Monday, October 16, 2017

Kilonovas: Now the Evidence

Astronomy
Nature of Science 
History of Science
STEM

WaPo's Sarah Kaplan and Ben Guarino report on the collision of two collapsed stars that happened only recently when one thinks of time in terms of the universe. A mere 130 million years ago (mya). Like yesterday.

The result was a "kilonova," a merger of two neutron stars and is the first time this event has ever been observed, the "first cosmic event in history to be observed via both traditional telescopes...and gravitational wave detectors...". Unitl this event, kilonovas have been theoretical (This event demonstrates the power of a robust theoretical framework.). Neutron stars are composed of neutral particles and the collisons are the source of heavy elements such as gold, platinum and silver.

Julie McEnery, a NASA astrophysicist at Goddard Space Flight Center (Greenbelt, Md.) involved in this work is noted that this find is "transformational," and now scientists will be "able to combine dramatically different ways of viewing the universe, and I think our level of understanding is going to leap forward as a result." This new science is called "multimessenger astrophysics."

Kaplan and Guarino describe the fascination and excitement of the race to find the source of the signal. Scientists studying such events are constrained by the mechanics of the universe. First, it is a needle in a haystack event. Secondly, the haystack is on the move (as the universe races outward from us) so the signal grows more and more faint. There is a very short open window--about an hour--to observe this event before it disappears from view.

This place, the universe is big and fast.

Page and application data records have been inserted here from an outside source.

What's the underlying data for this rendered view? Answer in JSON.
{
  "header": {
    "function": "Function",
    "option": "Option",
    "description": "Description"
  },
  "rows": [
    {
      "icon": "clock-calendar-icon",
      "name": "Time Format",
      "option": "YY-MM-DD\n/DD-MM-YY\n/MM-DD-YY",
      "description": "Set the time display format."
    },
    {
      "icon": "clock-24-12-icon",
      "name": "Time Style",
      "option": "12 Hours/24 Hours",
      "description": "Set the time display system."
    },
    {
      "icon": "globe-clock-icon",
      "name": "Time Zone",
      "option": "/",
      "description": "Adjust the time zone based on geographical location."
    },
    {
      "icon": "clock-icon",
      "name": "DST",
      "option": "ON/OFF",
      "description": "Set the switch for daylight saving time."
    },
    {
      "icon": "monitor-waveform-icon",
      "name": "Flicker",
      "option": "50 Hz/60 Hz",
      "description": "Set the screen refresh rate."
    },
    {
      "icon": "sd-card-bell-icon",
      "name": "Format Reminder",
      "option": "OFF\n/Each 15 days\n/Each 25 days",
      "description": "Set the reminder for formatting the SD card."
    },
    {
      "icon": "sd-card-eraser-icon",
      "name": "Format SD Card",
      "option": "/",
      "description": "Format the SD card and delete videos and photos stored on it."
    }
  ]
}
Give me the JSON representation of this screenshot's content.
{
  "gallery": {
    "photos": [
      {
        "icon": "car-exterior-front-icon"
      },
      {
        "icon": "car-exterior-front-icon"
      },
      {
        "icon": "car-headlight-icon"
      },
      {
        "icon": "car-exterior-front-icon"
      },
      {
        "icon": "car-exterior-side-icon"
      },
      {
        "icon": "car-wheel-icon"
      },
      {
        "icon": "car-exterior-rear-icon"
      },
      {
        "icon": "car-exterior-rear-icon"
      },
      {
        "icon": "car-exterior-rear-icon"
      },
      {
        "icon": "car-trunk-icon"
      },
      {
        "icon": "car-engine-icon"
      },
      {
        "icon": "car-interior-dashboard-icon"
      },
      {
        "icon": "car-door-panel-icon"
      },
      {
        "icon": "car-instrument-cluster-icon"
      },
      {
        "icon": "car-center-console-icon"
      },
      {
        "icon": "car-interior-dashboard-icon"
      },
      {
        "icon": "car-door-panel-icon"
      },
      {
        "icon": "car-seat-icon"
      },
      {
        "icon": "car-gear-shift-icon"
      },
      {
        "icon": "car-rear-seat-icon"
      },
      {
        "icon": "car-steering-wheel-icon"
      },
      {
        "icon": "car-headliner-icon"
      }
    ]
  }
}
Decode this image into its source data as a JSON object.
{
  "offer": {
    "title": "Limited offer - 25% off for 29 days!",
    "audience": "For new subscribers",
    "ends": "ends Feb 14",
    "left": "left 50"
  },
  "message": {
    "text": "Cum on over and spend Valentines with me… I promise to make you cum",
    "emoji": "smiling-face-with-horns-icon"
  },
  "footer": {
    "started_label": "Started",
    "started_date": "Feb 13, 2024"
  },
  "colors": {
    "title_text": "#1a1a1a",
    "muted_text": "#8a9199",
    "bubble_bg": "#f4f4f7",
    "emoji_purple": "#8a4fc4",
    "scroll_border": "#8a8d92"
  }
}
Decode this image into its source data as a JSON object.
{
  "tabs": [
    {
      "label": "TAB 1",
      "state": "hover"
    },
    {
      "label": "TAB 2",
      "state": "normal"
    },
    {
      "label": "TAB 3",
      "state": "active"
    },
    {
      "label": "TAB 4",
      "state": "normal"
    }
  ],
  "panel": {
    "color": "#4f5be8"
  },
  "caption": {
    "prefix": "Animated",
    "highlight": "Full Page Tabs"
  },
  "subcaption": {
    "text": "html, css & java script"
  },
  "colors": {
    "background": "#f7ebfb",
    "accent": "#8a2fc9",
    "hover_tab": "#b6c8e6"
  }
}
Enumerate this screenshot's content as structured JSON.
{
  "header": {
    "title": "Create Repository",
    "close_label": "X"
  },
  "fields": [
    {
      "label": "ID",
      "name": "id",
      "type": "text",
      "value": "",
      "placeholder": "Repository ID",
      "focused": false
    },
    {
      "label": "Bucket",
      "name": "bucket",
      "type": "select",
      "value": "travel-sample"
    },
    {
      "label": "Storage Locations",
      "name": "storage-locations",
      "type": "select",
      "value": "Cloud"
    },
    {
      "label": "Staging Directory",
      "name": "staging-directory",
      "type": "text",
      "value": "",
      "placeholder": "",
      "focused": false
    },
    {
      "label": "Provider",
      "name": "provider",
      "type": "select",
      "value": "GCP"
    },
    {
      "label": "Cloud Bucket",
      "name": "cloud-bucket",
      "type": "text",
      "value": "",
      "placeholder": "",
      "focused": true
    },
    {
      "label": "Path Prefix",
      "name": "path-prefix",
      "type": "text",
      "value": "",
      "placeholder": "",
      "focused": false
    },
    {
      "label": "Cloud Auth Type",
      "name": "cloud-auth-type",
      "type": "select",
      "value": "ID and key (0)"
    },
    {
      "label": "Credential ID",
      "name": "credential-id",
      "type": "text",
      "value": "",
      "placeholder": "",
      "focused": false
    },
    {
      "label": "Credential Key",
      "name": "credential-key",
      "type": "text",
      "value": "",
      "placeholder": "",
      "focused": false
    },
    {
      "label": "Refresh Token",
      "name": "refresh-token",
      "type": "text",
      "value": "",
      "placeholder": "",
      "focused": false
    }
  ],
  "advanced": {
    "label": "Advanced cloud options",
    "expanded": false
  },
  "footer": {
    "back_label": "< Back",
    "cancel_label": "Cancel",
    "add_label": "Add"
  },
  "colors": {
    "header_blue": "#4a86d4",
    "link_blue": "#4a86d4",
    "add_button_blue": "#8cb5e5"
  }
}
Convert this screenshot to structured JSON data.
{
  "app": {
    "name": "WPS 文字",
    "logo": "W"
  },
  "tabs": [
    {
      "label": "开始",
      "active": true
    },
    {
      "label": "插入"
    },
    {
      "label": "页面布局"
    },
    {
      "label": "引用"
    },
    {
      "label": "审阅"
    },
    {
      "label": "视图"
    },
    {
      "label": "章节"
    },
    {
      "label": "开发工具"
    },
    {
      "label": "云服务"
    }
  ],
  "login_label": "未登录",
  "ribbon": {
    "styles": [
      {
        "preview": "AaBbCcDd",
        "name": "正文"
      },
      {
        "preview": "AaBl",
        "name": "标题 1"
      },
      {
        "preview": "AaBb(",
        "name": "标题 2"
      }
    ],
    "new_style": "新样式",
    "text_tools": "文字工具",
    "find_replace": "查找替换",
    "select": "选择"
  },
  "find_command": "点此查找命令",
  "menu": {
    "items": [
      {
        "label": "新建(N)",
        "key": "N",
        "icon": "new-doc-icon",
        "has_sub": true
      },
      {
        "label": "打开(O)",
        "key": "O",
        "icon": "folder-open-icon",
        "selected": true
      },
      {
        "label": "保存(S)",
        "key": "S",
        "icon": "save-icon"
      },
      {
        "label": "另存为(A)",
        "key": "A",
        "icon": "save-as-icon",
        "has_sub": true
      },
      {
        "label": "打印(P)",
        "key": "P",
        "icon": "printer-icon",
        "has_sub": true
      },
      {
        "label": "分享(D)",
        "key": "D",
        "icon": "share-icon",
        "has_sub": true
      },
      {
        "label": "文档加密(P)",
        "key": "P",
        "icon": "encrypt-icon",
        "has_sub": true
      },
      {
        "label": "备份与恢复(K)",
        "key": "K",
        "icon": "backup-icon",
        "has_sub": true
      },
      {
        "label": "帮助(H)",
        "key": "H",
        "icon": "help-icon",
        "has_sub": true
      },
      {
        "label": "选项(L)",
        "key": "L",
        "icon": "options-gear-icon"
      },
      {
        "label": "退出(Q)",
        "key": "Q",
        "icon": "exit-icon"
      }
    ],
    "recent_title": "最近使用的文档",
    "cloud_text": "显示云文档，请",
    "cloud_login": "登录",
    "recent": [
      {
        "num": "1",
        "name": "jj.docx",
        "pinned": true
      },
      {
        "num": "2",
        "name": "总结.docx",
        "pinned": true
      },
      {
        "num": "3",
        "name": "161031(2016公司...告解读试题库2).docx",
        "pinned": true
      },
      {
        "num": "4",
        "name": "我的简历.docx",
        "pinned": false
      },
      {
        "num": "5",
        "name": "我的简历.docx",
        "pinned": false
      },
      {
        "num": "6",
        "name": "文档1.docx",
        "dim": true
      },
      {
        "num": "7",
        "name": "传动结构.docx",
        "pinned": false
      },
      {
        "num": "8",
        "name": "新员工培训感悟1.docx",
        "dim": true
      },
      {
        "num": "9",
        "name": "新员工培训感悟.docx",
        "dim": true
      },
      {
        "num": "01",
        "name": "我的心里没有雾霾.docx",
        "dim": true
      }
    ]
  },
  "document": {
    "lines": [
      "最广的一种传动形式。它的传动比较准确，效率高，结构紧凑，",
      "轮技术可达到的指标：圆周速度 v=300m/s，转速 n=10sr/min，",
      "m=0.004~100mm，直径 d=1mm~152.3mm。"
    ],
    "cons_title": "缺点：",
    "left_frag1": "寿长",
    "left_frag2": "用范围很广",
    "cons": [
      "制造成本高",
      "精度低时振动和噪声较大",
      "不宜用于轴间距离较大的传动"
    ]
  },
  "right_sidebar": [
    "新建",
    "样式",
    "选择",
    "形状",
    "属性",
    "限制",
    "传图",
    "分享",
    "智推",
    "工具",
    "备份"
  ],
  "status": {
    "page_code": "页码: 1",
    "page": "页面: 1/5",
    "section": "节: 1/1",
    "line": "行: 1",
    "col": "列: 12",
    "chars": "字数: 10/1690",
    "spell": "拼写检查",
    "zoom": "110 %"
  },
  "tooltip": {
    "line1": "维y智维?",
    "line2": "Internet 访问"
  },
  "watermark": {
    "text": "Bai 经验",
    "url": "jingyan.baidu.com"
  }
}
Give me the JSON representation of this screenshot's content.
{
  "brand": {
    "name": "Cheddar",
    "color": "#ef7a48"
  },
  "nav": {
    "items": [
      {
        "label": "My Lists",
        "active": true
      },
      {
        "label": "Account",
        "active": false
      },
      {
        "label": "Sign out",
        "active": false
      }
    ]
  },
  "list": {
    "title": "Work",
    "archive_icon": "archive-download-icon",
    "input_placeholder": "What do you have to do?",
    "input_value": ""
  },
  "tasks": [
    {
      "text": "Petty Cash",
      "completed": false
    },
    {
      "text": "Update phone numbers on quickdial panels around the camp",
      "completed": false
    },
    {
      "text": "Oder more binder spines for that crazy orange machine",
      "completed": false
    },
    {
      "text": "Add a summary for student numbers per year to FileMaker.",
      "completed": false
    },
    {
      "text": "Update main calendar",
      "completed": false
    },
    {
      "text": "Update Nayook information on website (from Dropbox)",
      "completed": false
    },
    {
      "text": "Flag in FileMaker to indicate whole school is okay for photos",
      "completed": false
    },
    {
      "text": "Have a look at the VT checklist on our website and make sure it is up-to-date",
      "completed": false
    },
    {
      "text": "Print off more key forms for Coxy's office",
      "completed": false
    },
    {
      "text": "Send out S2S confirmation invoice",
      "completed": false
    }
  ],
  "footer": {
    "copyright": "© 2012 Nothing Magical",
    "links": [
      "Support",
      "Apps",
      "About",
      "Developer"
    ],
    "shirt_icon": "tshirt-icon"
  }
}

Kaplan and Guarino  write that the "events... hewed closely to theories about the merger of neutraon stars based in nuclear physics, general relativity and research on the origins of elements." Ryan Foley, one of the scientists involved said that "'as a civilization (we) have been confined to the Earth, and almost all the information we've ever received from the universe has been through light. Yet we were able to predict...things as extreme as two neutron stars colliding when even the idea of neurtron stars was incredible.'"

McEnery put it this way. "While I'm not surprised that Einstein is right, it's always nice to see him pass another test." Here is the WaPo article which includes visualizations of the event.

Here are some of the numbers: 70 laboratories and telescopes around the world and ~ 4500 authors of the paper published in the Astrophysical Journal Letters. They represent 910 institutions.This is not the largest collaboration ever.

There is also another report from NPR with animations that include how "it actually looked to astronomers." I especially liked this view. I think the two reports, WaPo and NPR complement one another and that both deserve a look so please at least scan them if you want to know more.

Nell GreenfieldBoyce, the author of the NPR essay calls attention to one thing most of us might be interested in: the gold, the platinum and the silver produced resulting from this mash-up.

She writes "Now to the scale of the debris.'That debris is strange stuff,' according to theoretician Daniel Kasen.'It's gold and platinum but it's mixed in with what you'd call just regular radioactive waste, and there's this big radioactive wast cloud that just starts mushrooming out from the merger site. It starts out small, about the size of a small city, but it's moving so fast--a few tenths of the speed of light--that after a day it's a cloud the size of the solar system.'"

GreenfieldBoyce writes that "according to (Kasen's) estimates, this neutron star collision produced around 200 Earth masses of pure gold, and maybe 500 Earth masses of platinum." 'It's a ridiculously huge amount on human scale.' Kasen wears a platinum wedding ring and notes that 'it's crazy to think that these things that seem very far out and kind of exotic actually impact the world and us in kind of intimate ways.'"

Earth masses represent a lot of tons, way more than I'm prepared to calculate. Atlas would struggle. One Earth mass equals 5.972x10^24 kg. The ^ represents to the power of 24.

Calculate away at heart's content!








No comments:

Post a Comment